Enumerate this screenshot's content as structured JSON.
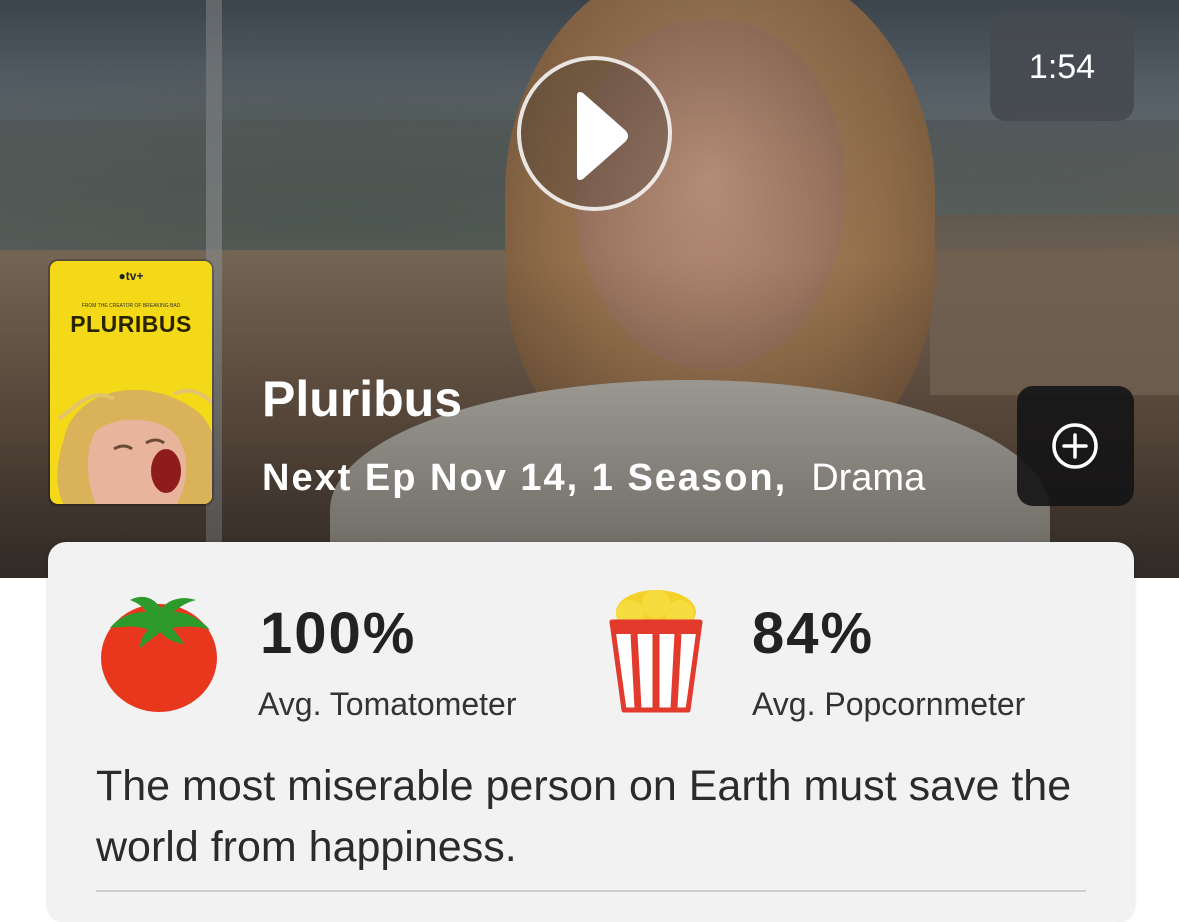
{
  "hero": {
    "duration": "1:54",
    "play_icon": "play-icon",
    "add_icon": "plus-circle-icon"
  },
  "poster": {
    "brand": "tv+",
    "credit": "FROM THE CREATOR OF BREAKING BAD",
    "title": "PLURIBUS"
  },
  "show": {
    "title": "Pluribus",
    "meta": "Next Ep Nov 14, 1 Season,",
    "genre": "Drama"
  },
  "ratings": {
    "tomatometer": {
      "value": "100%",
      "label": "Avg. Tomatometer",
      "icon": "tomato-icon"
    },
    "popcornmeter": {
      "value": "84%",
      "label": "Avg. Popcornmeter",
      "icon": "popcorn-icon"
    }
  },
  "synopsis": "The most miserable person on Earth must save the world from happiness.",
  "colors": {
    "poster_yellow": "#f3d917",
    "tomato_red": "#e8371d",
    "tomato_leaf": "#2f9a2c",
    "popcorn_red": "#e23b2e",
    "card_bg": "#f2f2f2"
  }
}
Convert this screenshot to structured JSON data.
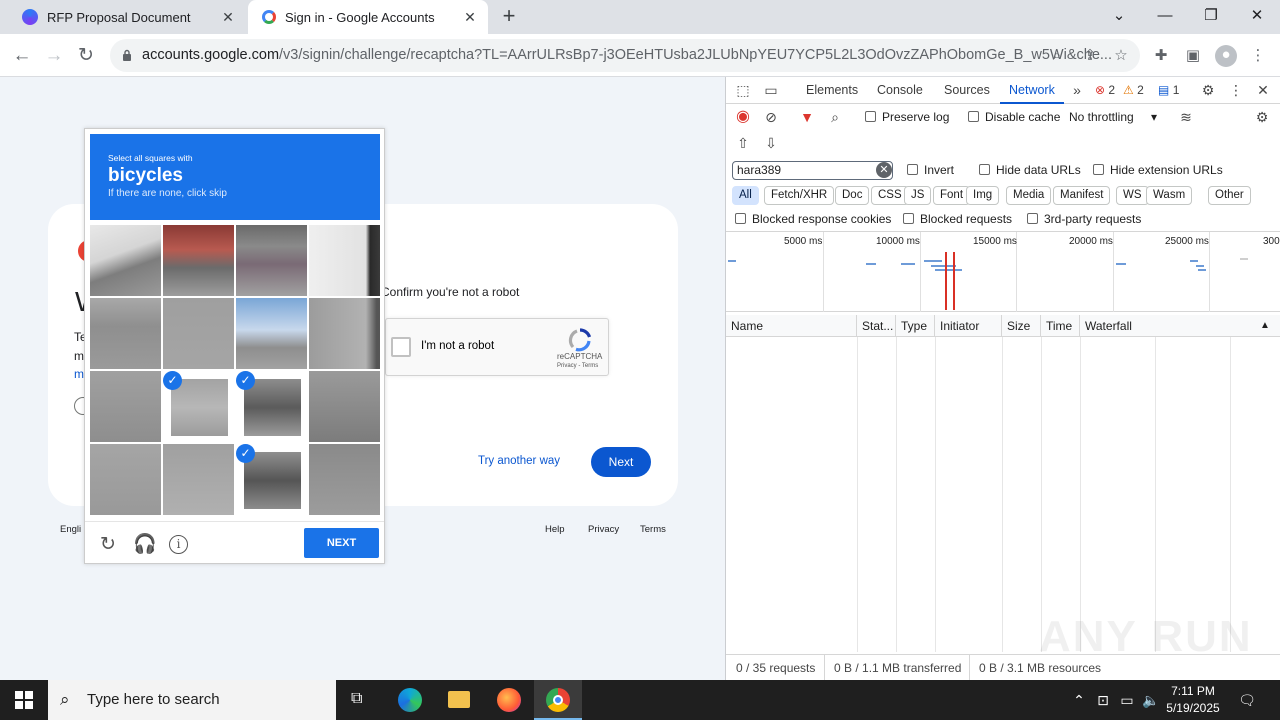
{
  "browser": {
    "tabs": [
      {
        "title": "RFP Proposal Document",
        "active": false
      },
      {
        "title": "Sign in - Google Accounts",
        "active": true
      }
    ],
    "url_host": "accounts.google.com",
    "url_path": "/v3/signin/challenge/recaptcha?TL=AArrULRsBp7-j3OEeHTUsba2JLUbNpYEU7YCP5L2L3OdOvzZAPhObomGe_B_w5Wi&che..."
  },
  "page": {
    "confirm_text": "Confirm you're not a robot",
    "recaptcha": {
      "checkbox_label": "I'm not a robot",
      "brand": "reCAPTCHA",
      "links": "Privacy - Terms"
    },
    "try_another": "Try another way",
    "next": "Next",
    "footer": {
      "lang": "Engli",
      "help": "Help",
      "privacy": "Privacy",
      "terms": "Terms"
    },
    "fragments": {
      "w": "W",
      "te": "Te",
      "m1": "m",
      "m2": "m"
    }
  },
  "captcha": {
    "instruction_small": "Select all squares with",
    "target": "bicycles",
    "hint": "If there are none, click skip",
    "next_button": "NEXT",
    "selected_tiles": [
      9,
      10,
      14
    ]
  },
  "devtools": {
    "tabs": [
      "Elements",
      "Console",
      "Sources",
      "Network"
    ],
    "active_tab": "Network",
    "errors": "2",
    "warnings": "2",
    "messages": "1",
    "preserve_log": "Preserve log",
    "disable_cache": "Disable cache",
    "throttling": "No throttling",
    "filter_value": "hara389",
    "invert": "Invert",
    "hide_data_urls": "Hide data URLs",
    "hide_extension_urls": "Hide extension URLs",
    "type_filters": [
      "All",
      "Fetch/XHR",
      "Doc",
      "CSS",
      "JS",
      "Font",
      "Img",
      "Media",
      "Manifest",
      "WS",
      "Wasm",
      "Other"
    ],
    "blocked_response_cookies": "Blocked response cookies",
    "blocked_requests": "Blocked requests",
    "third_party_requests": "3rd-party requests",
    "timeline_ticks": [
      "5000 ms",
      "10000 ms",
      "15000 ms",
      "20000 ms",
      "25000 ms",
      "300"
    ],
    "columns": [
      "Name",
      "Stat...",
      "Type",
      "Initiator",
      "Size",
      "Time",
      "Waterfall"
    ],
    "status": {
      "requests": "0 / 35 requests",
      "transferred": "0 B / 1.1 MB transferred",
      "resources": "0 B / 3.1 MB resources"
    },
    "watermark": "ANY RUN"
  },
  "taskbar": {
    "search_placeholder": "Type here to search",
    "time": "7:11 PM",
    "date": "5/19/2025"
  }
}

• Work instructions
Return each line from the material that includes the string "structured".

• Answer space
Enumerate this screenshot's content as structured JSON.
Convert this screenshot to structured JSON data.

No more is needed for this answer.